Nearly two million employees killed annually in workplace accidents

Long working hours is the deadliest workplace factor

Nearly two million employees killed annually in workplace accidents

More than 1.9 million people are killed every year in the workplace, the United Nations reported - attributing work-related illnesses and injuries as the main killers. A joint report from the World Health Organisation (WHO) and the International Labour Organisation (ILO) revealed that 80% of those who died did so due to non-communicable cardiovascular and respiratory diseases made worse by various factors in the workplace.

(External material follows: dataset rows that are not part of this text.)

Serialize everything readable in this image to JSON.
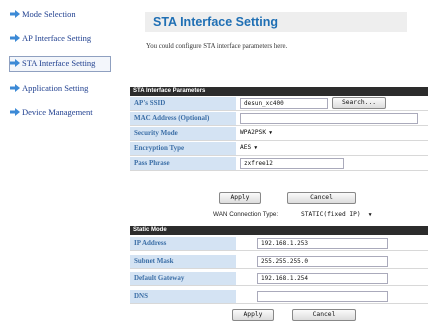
{
  "nav": {
    "items": [
      {
        "label": "Mode Selection"
      },
      {
        "label": "AP Interface Setting"
      },
      {
        "label": "STA Interface Setting",
        "active": true
      },
      {
        "label": "Application Setting"
      },
      {
        "label": "Device Management"
      }
    ],
    "arrow_color": "#3c8ad6"
  },
  "header": {
    "title": "STA Interface Setting",
    "description": "You could configure STA interface parameters here."
  },
  "sta_params": {
    "section_title": "STA Interface Parameters",
    "ssid_label": "AP's SSID",
    "ssid_value": "desun_xc400",
    "search_label": "Search...",
    "mac_label": "MAC Address (Optional)",
    "mac_value": "",
    "security_label": "Security Mode",
    "security_value": "WPA2PSK",
    "encryption_label": "Encryption Type",
    "encryption_value": "AES",
    "pass_label": "Pass Phrase",
    "pass_value": "zxfree12"
  },
  "actions1": {
    "apply": "Apply",
    "cancel": "Cancel"
  },
  "wan": {
    "label": "WAN Connection Type:",
    "value": "STATIC(fixed IP)"
  },
  "static_mode": {
    "section_title": "Static Mode",
    "ip_label": "IP Address",
    "ip_value": "192.168.1.253",
    "mask_label": "Subnet Mask",
    "mask_value": "255.255.255.0",
    "gateway_label": "Default Gateway",
    "gateway_value": "192.168.1.254",
    "dns_label": "DNS",
    "dns_value": ""
  },
  "actions2": {
    "apply": "Apply",
    "cancel": "Cancel"
  },
  "colors": {
    "label_bg": "#d4e3f3",
    "label_text": "#3b6ea6",
    "band_bg": "#2c2c2c",
    "title_text": "#1f6fb4",
    "link": "#1f3f8f"
  }
}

There were 450,000 deaths from chronic obstructive pulmonary disease, 400,000 deaths from stroke, and 350,000 deaths from ischaemic heart disease. Meanwhile, occupational injuries caused 360,000 deaths. Long working hours was found to be the deadliest workplace risk factor, responsible for 750,000 deaths annually, according to the joint report, which tallied incidents from 2000 to 2016. Particulate matter, gases, and fumes in the workplace is the second-deadliest, accounting for 450,000 deaths.

"It's shocking to see so many people literally being killed by their jobs especially because every single work-related death is preventable with the right health and safety measures in place," added WHO Director-General Tedros Adhanom Ghebreyesus.

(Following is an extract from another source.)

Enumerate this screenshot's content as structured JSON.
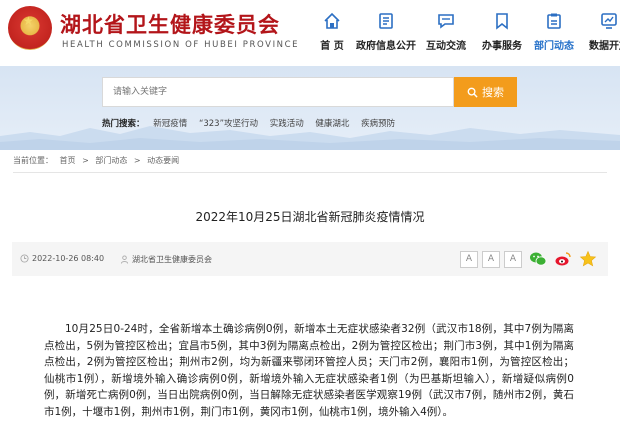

In addition, the WHO also observed that a "disproportionately large" number of males, older age groups, and those in the African, Southeast Asian, and Western Pacific regions are affected by work-related illnesses.

"This joint report is a wake-up call to countries and businesses to improve and protect the health and safety of workers by honouring their commitments to provide workplace health promotion and universal health coverage of occupational health and safety services," said Ghebreyesus.

"Governments must work with employers and workers to ensure that workplaces are safe, respectful, and healthy environments. Nobody should die for their job," he added.

Read more: Workplace safety rules could be good news for one industry

ILO Director-General Guy Ryder echoed the same sentiments, saying that risk factors in the workplace can be lessened by collective action from governments, employers, and employees.

"Risk factors can also be reduced or eliminated through changes in work patterns and systems," he said in a separate statement.

The joint report covered incidents reported between 2000 and 2016 and does not include the effects of the COVID-19 pandemic. However, the effects of the ongoing health crisis will be shown in future reports.

"Moreover, the effects of the COVID-19 pandemic will add another dimension to this burden to be captured in future estimates," the ILO revealed.

Recent articles & video

Upskill, reskill and overkill: Navigating your 2023 workforce planning strategy

Jack of all trades or specialist: Which brings more value to your company?

Qualtrics chief people officer: 3 biggest lessons I learned in 2022

Chipotle beefs up its workforce ahead of 'burrito season'

Most Read Articles

Don’t scare off potential hires with frustrating application process

California's fast-food worker law suspended until general election

Walmart raises its minimum wage